When unexplained wealth orders came into effect at the start of 2018 there was much talk about how this powerful investigative tool would help rid London of the vast sums of corrupt money in its property market. The tool forces individuals linked to criminality to explain the origin of potentially laundered assets.

Rahul Rose, Open Contracting Partnership

Rahul Rose

Former Foreign Secretary Boris Johnson even went as far as claiming that the orders could be used in the wake of March’s Novichok poisonings to clamp down on wealthy Russian oligarchs with properties in London.

So, how effective have unexplained wealth orders been so far and how effective are they likely to be in future? The truth is, it may be extremely difficult for us to ever know because of the veil of secrecy that shrouds their use.

The High Court granted the first-ever unexplained wealth orders in February following a private hearing where no members of the press or public were present. The orders, which target the wife of a wealthy foreign banker who owns two properties worth £22m in England, are currently being challenged. Mr Justice Supperstone said last week that the couple’s challenge should be heard in public, but in the same breath, he also imposed a stringent anonymity order banning the media from reporting anything that would identify the banker and his wife as well as the two properties.

The press have been left to refer to the couple as ‘Mr A and Mrs A’ in reports detailing the challenge, which revealed that Mrs A had spent over £16m in Harrods over 10 years. The media themselves are unaware of the couple’s identity, increasing the risk that the anonymity order may inadvertently be breached.

Lawyers for Mr and Mrs A presented relevant parts of the recent landmark Cliff Richard decision to Mr Justice Supperstone before he decided to impose reporting restrictions. This will compound fears that in the wake of the High Court’s Cliff Richard judgment - which held that the BBC had acted unlawfully in naming the singer during coverage of a police inquiry - the media’s ability to report on investigations is set to become increasingly restricted and limited.

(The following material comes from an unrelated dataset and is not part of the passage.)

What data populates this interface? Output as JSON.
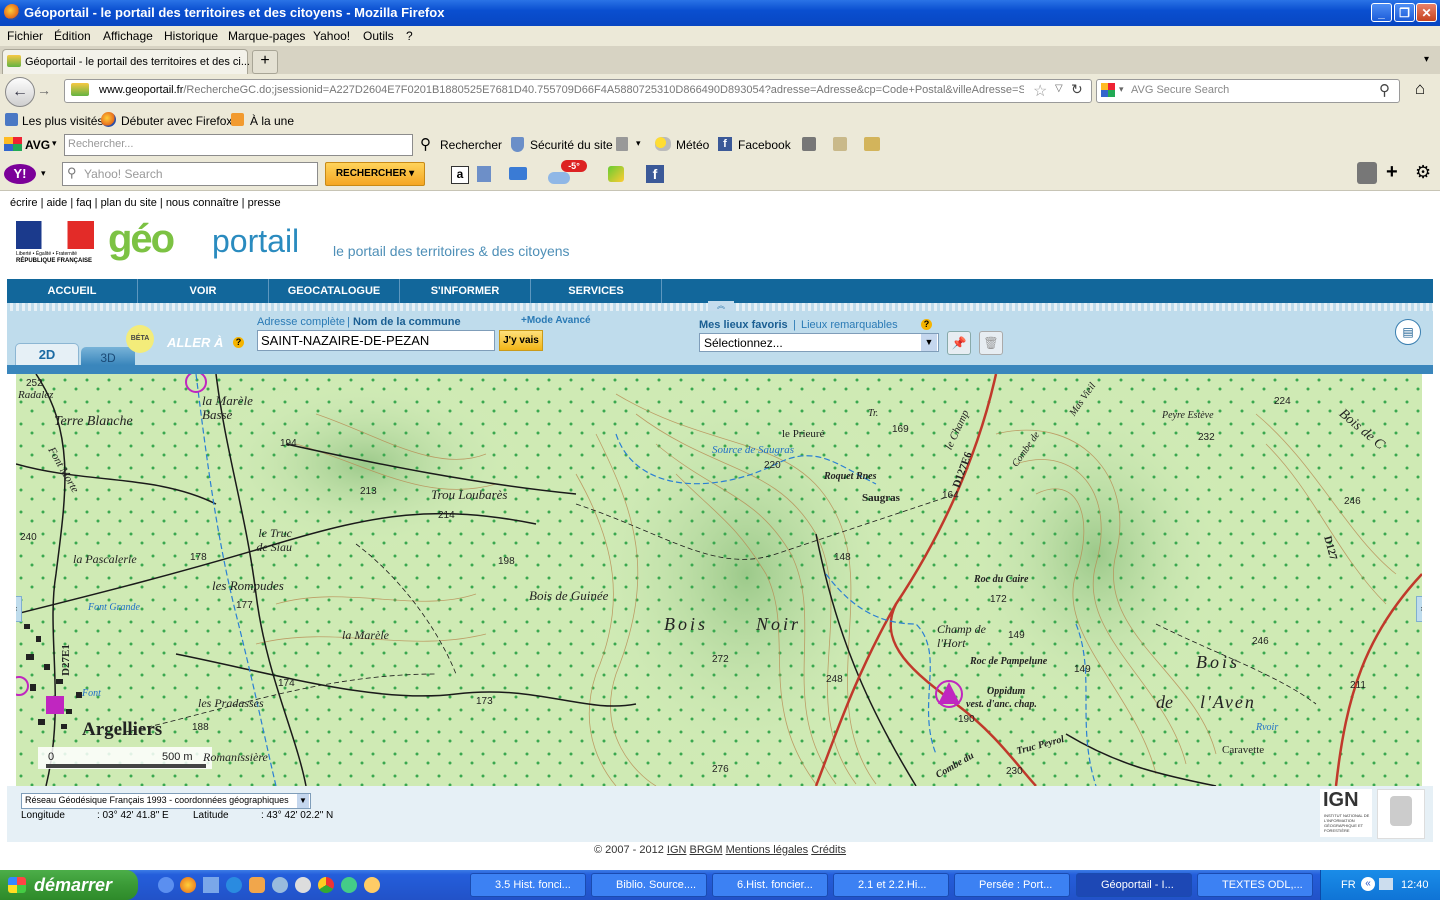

The High Court’s decision to impose stringent reporting restrictions in the first public unexplained wealth order hearing threatens to set a dangerous precedent that undermines open justice. But more worryingly, the use of total anonymity will undermine also the powerful deterrent effect that such orders could have. It is potential reputational damage from adverse publicity, as much as possible loss of assets from unexplained wealth order proceedings, that will discourage corrupt individuals from laundering their ill-gotten money through London’s financial system.

The high levels of secrecy in unexplained wealth order proceedings mean that the public is being left in the dark about how this most powerful and invasive of investigative tools is being used by enforcement authorities. Statements by both Boris Johnson and Liberal Democrat leader Vince Cable about the possibility of employing unexplained wealth orders to go after wealthy Russians in London, strongly underline the need for the public to be able to monitor the tool’s use as there is a danger that it might be manipulated for political ends.

The public also has a strong interest in knowing about property that authorities suspect is being used to launder money. In particular, the citizens of countries whose wealth has been syphoned off and who have been impoverished and disenfranchised as a result, have a right to know where and how their politicians are laundering money in London stolen from the public purse.

With the Cliff Richard decision still fresh, there is a concern amongst some quarters of the media that open justice is under siege. In imposing total anonymity in the first public unexplained wealth order hearing, the High Court has done little to dispel such anxieties. Anonymity in such cases effectively protects corrupt and avaricious politicians from the scrutiny, thereby undermining the fight against corruption and the push for stronger and more democratic governance around the world.

Rahul Rose is the author of Veil of Secrecy, published by Corruption Watch UK.